BEGIN

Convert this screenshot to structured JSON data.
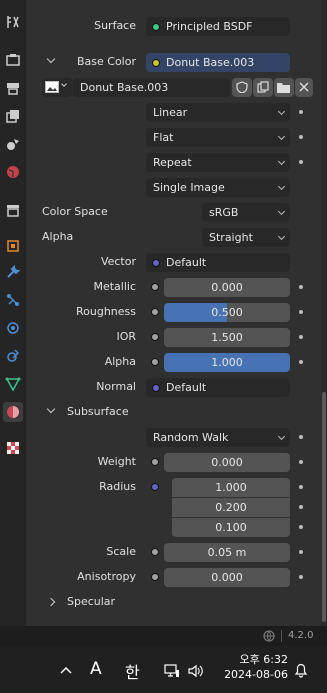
{
  "properties": {
    "surface": {
      "label": "Surface",
      "value": "Principled BSDF"
    },
    "base_color": {
      "label": "Base Color",
      "value": "Donut Base.003"
    },
    "image": {
      "name": "Donut Base.003"
    },
    "interpolation": "Linear",
    "projection": "Flat",
    "extension": "Repeat",
    "source": "Single Image",
    "color_space": {
      "label": "Color Space",
      "value": "sRGB"
    },
    "alpha_mode": {
      "label": "Alpha",
      "value": "Straight"
    },
    "vector": {
      "label": "Vector",
      "value": "Default"
    },
    "metallic": {
      "label": "Metallic",
      "value": "0.000",
      "fraction": 0.0
    },
    "roughness": {
      "label": "Roughness",
      "value": "0.500",
      "fraction": 0.5
    },
    "ior": {
      "label": "IOR",
      "value": "1.500",
      "fraction": 0.0
    },
    "alpha": {
      "label": "Alpha",
      "value": "1.000",
      "fraction": 1.0
    },
    "normal": {
      "label": "Normal",
      "value": "Default"
    },
    "subsurface": {
      "label": "Subsurface",
      "method": "Random Walk",
      "weight": {
        "label": "Weight",
        "value": "0.000"
      },
      "radius": {
        "label": "Radius",
        "values": [
          "1.000",
          "0.200",
          "0.100"
        ]
      },
      "scale": {
        "label": "Scale",
        "value": "0.05 m"
      },
      "anisotropy": {
        "label": "Anisotropy",
        "value": "0.000"
      }
    },
    "specular": {
      "label": "Specular"
    }
  },
  "status": {
    "version": "4.2.0"
  },
  "taskbar": {
    "ime": "A",
    "lang": "한",
    "ampm": "오후",
    "time": "6:32",
    "date": "2024-08-06"
  },
  "colors": {
    "socket_shader": "#39c884",
    "socket_color": "#c7c729",
    "socket_vector": "#6363c7",
    "socket_float": "#a1a1a1",
    "accent": "#4772b3"
  }
}
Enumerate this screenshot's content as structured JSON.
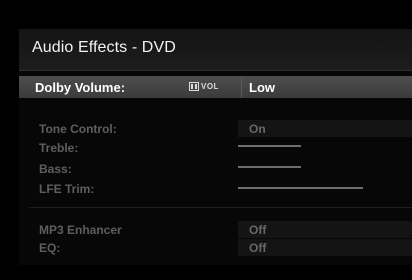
{
  "screen": {
    "title": "Audio Effects - DVD"
  },
  "selected": {
    "label": "Dolby Volume:",
    "logo_text": "VOL",
    "value": "Low"
  },
  "settings": [
    {
      "label": "Tone Control:",
      "value": "On"
    },
    {
      "label": "Treble:",
      "level": 0.5
    },
    {
      "label": "Bass:",
      "level": 0.5
    },
    {
      "label": "LFE Trim:",
      "level": 1.0
    }
  ],
  "extras": [
    {
      "label": "MP3 Enhancer",
      "value": "Off"
    },
    {
      "label": "EQ:",
      "value": "Off"
    }
  ]
}
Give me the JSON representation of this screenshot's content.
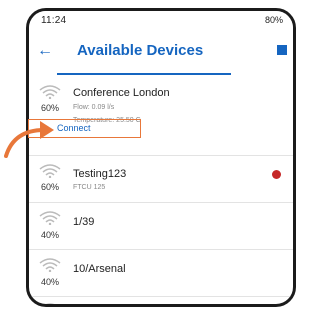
{
  "status_bar": {
    "time": "11:24",
    "battery": "80%"
  },
  "appbar": {
    "title": "Available Devices"
  },
  "devices": [
    {
      "signal": "60%",
      "name": "Conference London",
      "flow": "Flow: 0.09 l/s",
      "temperature": "Temperature: 25.50 C",
      "action": "Connect"
    },
    {
      "signal": "60%",
      "name": "Testing123",
      "model": "FTCU 125",
      "status_color": "#c62828"
    },
    {
      "signal": "40%",
      "name": "1/39"
    },
    {
      "signal": "40%",
      "name": "10/Arsenal"
    }
  ],
  "colors": {
    "accent": "#1565c0",
    "highlight": "#e8773a"
  }
}
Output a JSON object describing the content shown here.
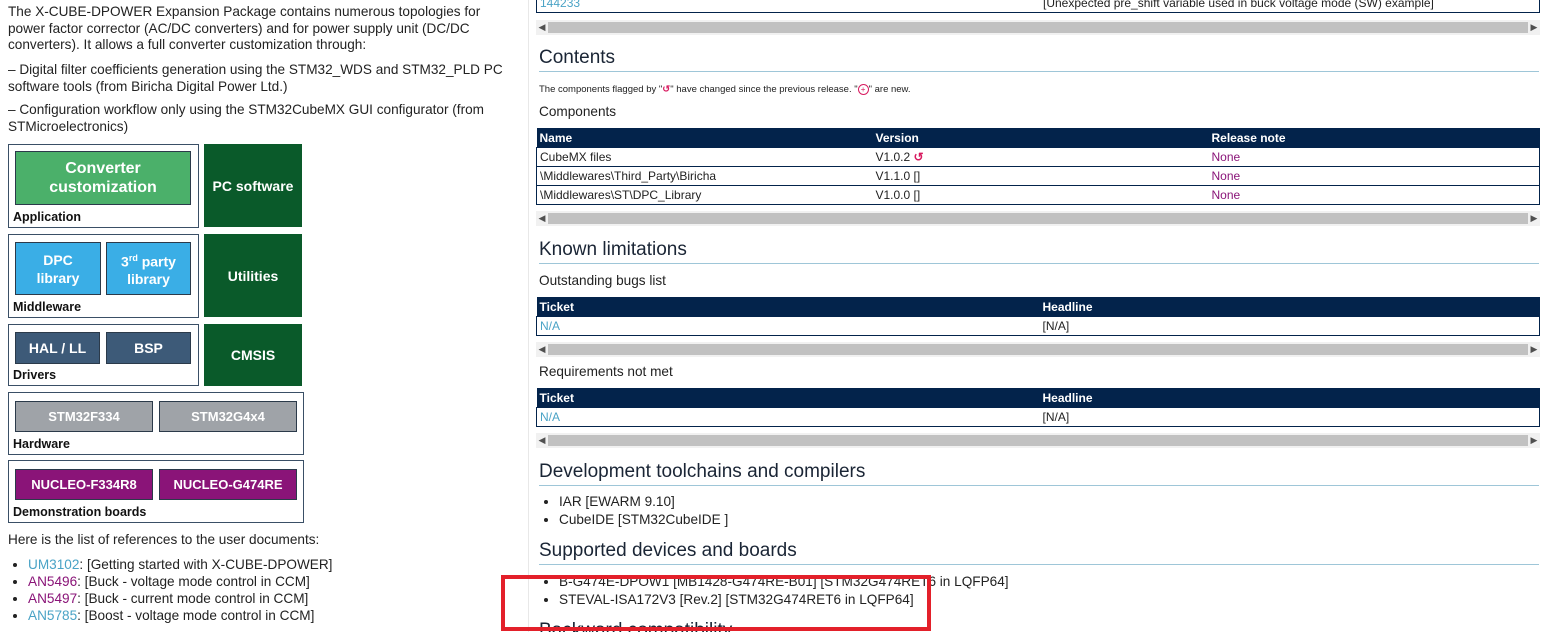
{
  "intro": {
    "p1": "The X-CUBE-DPOWER Expansion Package contains numerous topologies for power factor corrector (AC/DC converters) and for power supply unit (DC/DC converters). It allows a full converter customization through:",
    "p2": "– Digital filter coefficients generation using the STM32_WDS and STM32_PLD PC software tools (from Biricha Digital Power Ltd.)",
    "p3": "– Configuration workflow only using the STM32CubeMX GUI configurator (from STMicroelectronics)"
  },
  "diagram": {
    "application": {
      "label": "Application",
      "box": "Converter customization"
    },
    "pc_software": "PC software",
    "middleware": {
      "label": "Middleware",
      "dpc": "DPC library",
      "third_party": "3rd party library"
    },
    "utilities": "Utilities",
    "drivers": {
      "label": "Drivers",
      "hal": "HAL / LL",
      "bsp": "BSP"
    },
    "cmsis": "CMSIS",
    "hardware": {
      "label": "Hardware",
      "a": "STM32F334",
      "b": "STM32G4x4"
    },
    "demo": {
      "label": "Demonstration boards",
      "a": "NUCLEO-F334R8",
      "b": "NUCLEO-G474RE"
    }
  },
  "references": {
    "intro": "Here is the list of references to the user documents:",
    "items": [
      {
        "id": "UM3102",
        "text": ": [Getting started with X-CUBE-DPOWER]"
      },
      {
        "id": "AN5496",
        "text": ": [Buck - voltage mode control in CCM]"
      },
      {
        "id": "AN5497",
        "text": ": [Buck - current mode control in CCM]"
      },
      {
        "id": "AN5785",
        "text": ": [Boost - voltage mode control in CCM]"
      }
    ]
  },
  "top_row": {
    "ticket": "144233",
    "headline": "[Unexpected pre_shift variable used in buck voltage mode (SW) example]"
  },
  "contents": {
    "title": "Contents",
    "note_pre": "The components flagged by \"",
    "note_mid": "\" have changed since the previous release. \"",
    "note_post": "\" are new.",
    "components_title": "Components",
    "columns": [
      "Name",
      "Version",
      "Release note"
    ],
    "rows": [
      {
        "name": "CubeMX files",
        "version": "V1.0.2",
        "changed": true,
        "note": "None"
      },
      {
        "name": "\\Middlewares\\Third_Party\\Biricha",
        "version": "V1.1.0 []",
        "changed": false,
        "note": "None"
      },
      {
        "name": "\\Middlewares\\ST\\DPC_Library",
        "version": "V1.0.0 []",
        "changed": false,
        "note": "None"
      }
    ]
  },
  "known_limitations": {
    "title": "Known limitations",
    "bugs_title": "Outstanding bugs list",
    "req_title": "Requirements not met",
    "columns": [
      "Ticket",
      "Headline"
    ],
    "bug_row": {
      "ticket": "N/A",
      "headline": "[N/A]"
    },
    "req_row": {
      "ticket": "N/A",
      "headline": "[N/A]"
    }
  },
  "toolchains": {
    "title": "Development toolchains and compilers",
    "items": [
      "IAR [EWARM 9.10]",
      "CubeIDE [STM32CubeIDE ]"
    ]
  },
  "devices": {
    "title": "Supported devices and boards",
    "items": [
      "B-G474E-DPOW1 [MB1428-G474RE-B01] [STM32G474RET6 in LQFP64]",
      "STEVAL-ISA172V3 [Rev.2] [STM32G474RET6 in LQFP64]"
    ]
  },
  "backward": {
    "title": "Backward compatibility"
  },
  "colors": {
    "highlight": "#e3202a",
    "header": "#03234b",
    "link": "#4aa3c6",
    "release_link": "#8a1478"
  }
}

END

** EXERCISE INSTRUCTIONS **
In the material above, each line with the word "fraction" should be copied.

** RESULT OF THE EXERCISE **
      "fraction": 0.0
      "fraction": 0.5
      "fraction": 0.0
      "fraction": 1.0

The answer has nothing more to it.